In September, I received two Eddie Bauer EverTherm Down Jackets to photograph and field test during a roller-coaster autumn. From fluctuating autumn temperatures and the year’s first snow fall in the Rockies to bone-chilling arctic winds in Iceland, I never left home without it. After nearly 60 days with the Jacket, I feel like I know it inside and out. Here’s how it performed!
“It’s the best jacket I’ve worn: it’s ultralight, warm, and slim.”
Adrian Ballinger, Eddie Bauer Guide (IFMGA), after testing the EverTherm on Mt. Everest
Key Features: EverTherm Down Jacket by Eddie Bauer

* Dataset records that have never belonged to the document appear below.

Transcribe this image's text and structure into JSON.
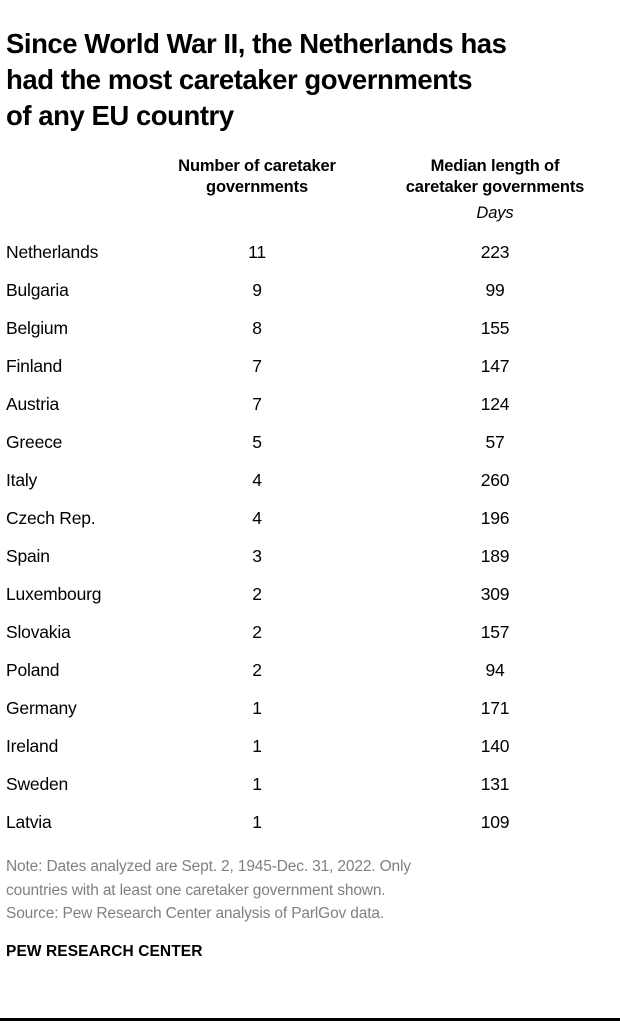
{
  "title": "Since World War II, the Netherlands has\nhad the most caretaker governments\nof any EU country",
  "table": {
    "headers": {
      "country": "",
      "count": "Number of caretaker\ngovernments",
      "median": "Median length of\ncaretaker governments"
    },
    "units": {
      "count": "",
      "median": "Days"
    },
    "rows": [
      {
        "country": "Netherlands",
        "count": "11",
        "median": "223"
      },
      {
        "country": "Bulgaria",
        "count": "9",
        "median": "99"
      },
      {
        "country": "Belgium",
        "count": "8",
        "median": "155"
      },
      {
        "country": "Finland",
        "count": "7",
        "median": "147"
      },
      {
        "country": "Austria",
        "count": "7",
        "median": "124"
      },
      {
        "country": "Greece",
        "count": "5",
        "median": "57"
      },
      {
        "country": "Italy",
        "count": "4",
        "median": "260"
      },
      {
        "country": "Czech Rep.",
        "count": "4",
        "median": "196"
      },
      {
        "country": "Spain",
        "count": "3",
        "median": "189"
      },
      {
        "country": "Luxembourg",
        "count": "2",
        "median": "309"
      },
      {
        "country": "Slovakia",
        "count": "2",
        "median": "157"
      },
      {
        "country": "Poland",
        "count": "2",
        "median": "94"
      },
      {
        "country": "Germany",
        "count": "1",
        "median": "171"
      },
      {
        "country": "Ireland",
        "count": "1",
        "median": "140"
      },
      {
        "country": "Sweden",
        "count": "1",
        "median": "131"
      },
      {
        "country": "Latvia",
        "count": "1",
        "median": "109"
      }
    ]
  },
  "footer": {
    "note": "Note: Dates analyzed are Sept. 2, 1945-Dec. 31, 2022. Only\ncountries with at least one caretaker government shown.",
    "source": "Source: Pew Research Center analysis of ParlGov data.",
    "brand": "PEW RESEARCH CENTER"
  },
  "chart_data": {
    "type": "table",
    "title": "Since World War II, the Netherlands has had the most caretaker governments of any EU country",
    "categories": [
      "Netherlands",
      "Bulgaria",
      "Belgium",
      "Finland",
      "Austria",
      "Greece",
      "Italy",
      "Czech Rep.",
      "Spain",
      "Luxembourg",
      "Slovakia",
      "Poland",
      "Germany",
      "Ireland",
      "Sweden",
      "Latvia"
    ],
    "series": [
      {
        "name": "Number of caretaker governments",
        "units": "",
        "values": [
          11,
          9,
          8,
          7,
          7,
          5,
          4,
          4,
          3,
          2,
          2,
          2,
          1,
          1,
          1,
          1
        ]
      },
      {
        "name": "Median length of caretaker governments",
        "units": "Days",
        "values": [
          223,
          99,
          155,
          147,
          124,
          57,
          260,
          196,
          189,
          309,
          157,
          94,
          171,
          140,
          131,
          109
        ]
      }
    ],
    "xlabel": "",
    "ylabel": "",
    "grid": false,
    "legend": "none",
    "note": "Note: Dates analyzed are Sept. 2, 1945-Dec. 31, 2022. Only countries with at least one caretaker government shown.",
    "source": "Source: Pew Research Center analysis of ParlGov data."
  }
}
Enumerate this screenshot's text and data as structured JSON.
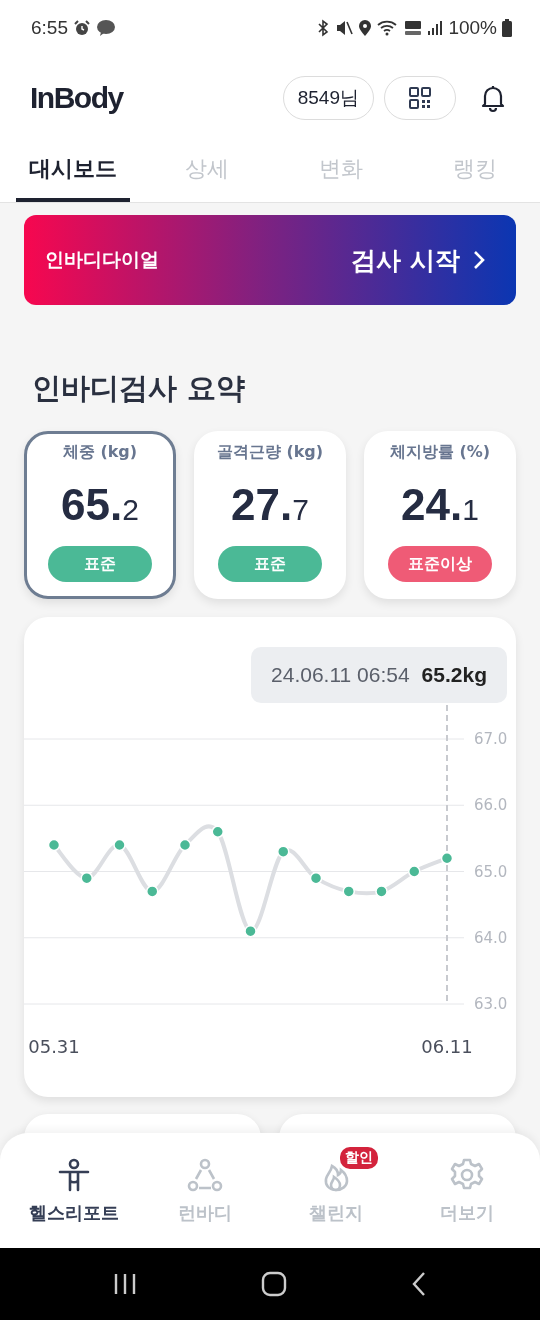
{
  "status_bar": {
    "time": "6:55",
    "battery": "100%"
  },
  "header": {
    "logo": "InBody",
    "user": "8549님"
  },
  "tabs": [
    {
      "label": "대시보드",
      "selected": true
    },
    {
      "label": "상세",
      "selected": false
    },
    {
      "label": "변화",
      "selected": false
    },
    {
      "label": "랭킹",
      "selected": false
    }
  ],
  "banner": {
    "label": "인바디다이얼",
    "action": "검사 시작"
  },
  "summary": {
    "title": "인바디검사 요약",
    "cards": [
      {
        "label": "체중 (kg)",
        "whole": "65.",
        "decimal": "2",
        "status": "표준",
        "color": "#4bb996",
        "selected": true
      },
      {
        "label": "골격근량 (kg)",
        "whole": "27.",
        "decimal": "7",
        "status": "표준",
        "color": "#4bb996",
        "selected": false
      },
      {
        "label": "체지방률 (%)",
        "whole": "24.",
        "decimal": "1",
        "status": "표준이상",
        "color": "#ef5b76",
        "selected": false
      }
    ]
  },
  "trend": {
    "tooltip": {
      "date": "24.06.11 06:54",
      "value": "65.2kg"
    },
    "chart_data": {
      "type": "line",
      "categories": [
        "05.31",
        null,
        null,
        null,
        null,
        null,
        null,
        null,
        null,
        null,
        null,
        null,
        "06.11"
      ],
      "grid": true,
      "series": [
        {
          "color": "#dcdee2",
          "marker": "circle",
          "values": [
            65.4,
            64.9,
            65.4,
            64.7,
            65.4,
            65.6,
            64.1,
            65.3,
            64.9,
            64.7,
            64.7,
            65.0,
            65.2
          ]
        }
      ],
      "ylim": [
        63,
        67
      ],
      "yticks": [
        {
          "value": 63,
          "label": "63.0"
        },
        {
          "value": 64,
          "label": "64.0"
        },
        {
          "value": 65,
          "label": "65.0"
        },
        {
          "value": 66,
          "label": "66.0"
        },
        {
          "value": 67,
          "label": "67.0"
        }
      ]
    }
  },
  "bottom_nav": [
    {
      "label": "헬스리포트",
      "selected": true
    },
    {
      "label": "런바디",
      "selected": false
    },
    {
      "label": "챌린지",
      "selected": false,
      "badge": "할인"
    },
    {
      "label": "더보기",
      "selected": false
    }
  ]
}
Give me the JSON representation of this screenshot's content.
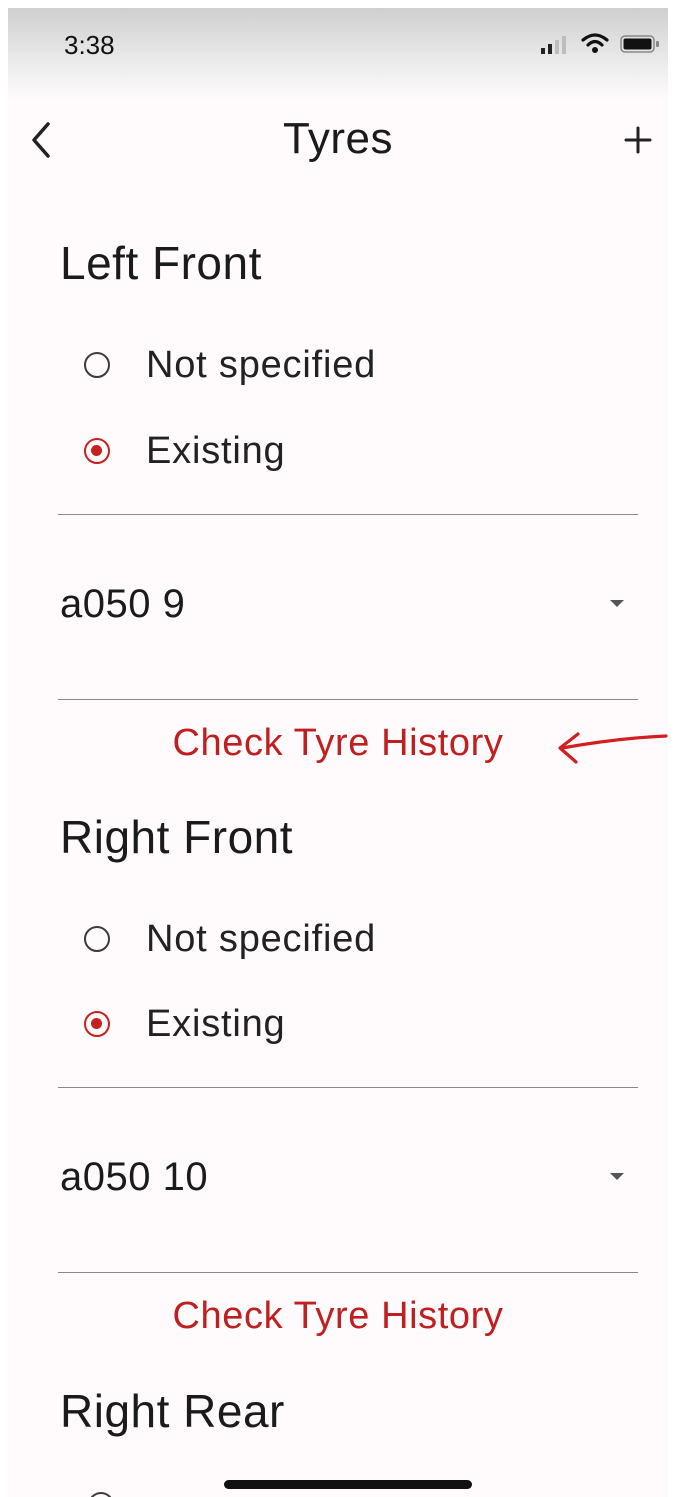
{
  "status_bar": {
    "time": "3:38"
  },
  "app_bar": {
    "title": "Tyres"
  },
  "sections": [
    {
      "title": "Left Front",
      "options": [
        "Not specified",
        "Existing"
      ],
      "selected": "Existing",
      "tyre_value": "a050 9",
      "history_link": "Check Tyre History"
    },
    {
      "title": "Right Front",
      "options": [
        "Not specified",
        "Existing"
      ],
      "selected": "Existing",
      "tyre_value": "a050 10",
      "history_link": "Check Tyre History"
    },
    {
      "title": "Right Rear"
    }
  ],
  "colors": {
    "accent": "#c62020",
    "link": "#c01f1f",
    "text": "#1b1b1b",
    "background": "#fffbfd"
  },
  "icons": {
    "back": "chevron-left-icon",
    "add": "plus-icon",
    "dropdown": "caret-down-icon",
    "signal": "signal-icon",
    "wifi": "wifi-icon",
    "battery": "battery-icon"
  }
}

When I first heard from Eddie Bauer, they claimed the EverTherm Down Jacket wasn’t just another puffy jacket. It was lighter, warmer and, essentially, better in every way. It’s a bold claim from the company that introduced North America to down jackets. Their microtherm storm down was already my favourite layer, too, so I was skeptical they’d made a product that would truly change how we think about down jackets. It turns out the EverTherm Down Jacket squeezes plenty of new features and additional warmth into it’s feather-weight design. Here are my thoughts on it’s key features:
Thindown fabric uses thin down sheets to build its insulation, rather than baffles and down clusters found in a traditional down jacket. Essentially, it takes less Thindown fabric to achieve the jacket’s -20F/-20C rating than it would traditional down. It’s also seamless, meaning there are no cold spots.
I’m exactly 6’2″ tall, which lands me essentially halfway between a regular and tall size. For the EverTherm down jacket, Eddie Bauer used a 29″ length, which is 1.5″ longer than it’s MicroTherm storm down jacket. It’s a massive difference that I appreciate, though it might be lost on people less than 6’0″.
StormRepel Super DWR
While in Iceland, I wore this jacket in some pretty heavy rain that would normally have me racing to pull on a rain layer. It held up surprisingly well that to the DWR finish. It isn’t a rain coat, but it’s a down layer that can withstand the rigors of a rainy and miserable autumn day, whether it’s in Iceland or the PNW.
Comparing the EverTherm Down Jacket to the MicroTherm StormDown
I also wanted a head-to-head comparison between the EverTherm Down Jacket and MicroTherm Storm Down jacket. For the past few years, I’ve loved my microtherm jacket enough that I have two: a plain black that is my day-to-day choice for everything from running errands to skiing across the Wapta Icefield. The second is an Eddie Bauer Custom, which I designed to match my bikepacking bike.
It wasn’t going to be easy to convince me to replace those with the new EverTherm Down Jacket, so let’s see how they match up.
EverTherm Down Jacket
Temperature rating: -20F/-28C
Weight: 12.64 oz/358g
Packability: packs smaller than the MicroTherm
MicroTherm Storm Down Jacket
Temperature rating: -10F/-23C
Weight: 12.16 oz/345g
Packability: Packs larger than the EverTherm
The cost difference, of US$50, might be a key difference maker for some; however, I use these products so often I am willing to pay more for the right jacket.
The EverTherm Down Jacket weight 0.5 oz/15g more; however, it beats the microtherm in every other category. It’s warmer, packs considerably smaller, and it layers better. The smooth exterior nylon fabric allows the jacket to sit beneath my shell more comfortably.
I will admit the MicroTherm Down Jacket does look better. It’s a classic style that is popular from Portland to Poland. I’ll wear mine for grocery runs and ski movie premieres.
But for practical use in the mountains, the Eddie Bauer EverTherm Down Jacket is the better choice.
I partner with Eddie Bauer on a variety of projects each year, including photographing and testing the Eddie Bauer EverTherm Down Jacket. My feedback is genuine and I wouldn’t promote a product I don’t appreciate. Everything I do with Eddie Bauer is shared under their #LiveYourAdventure project.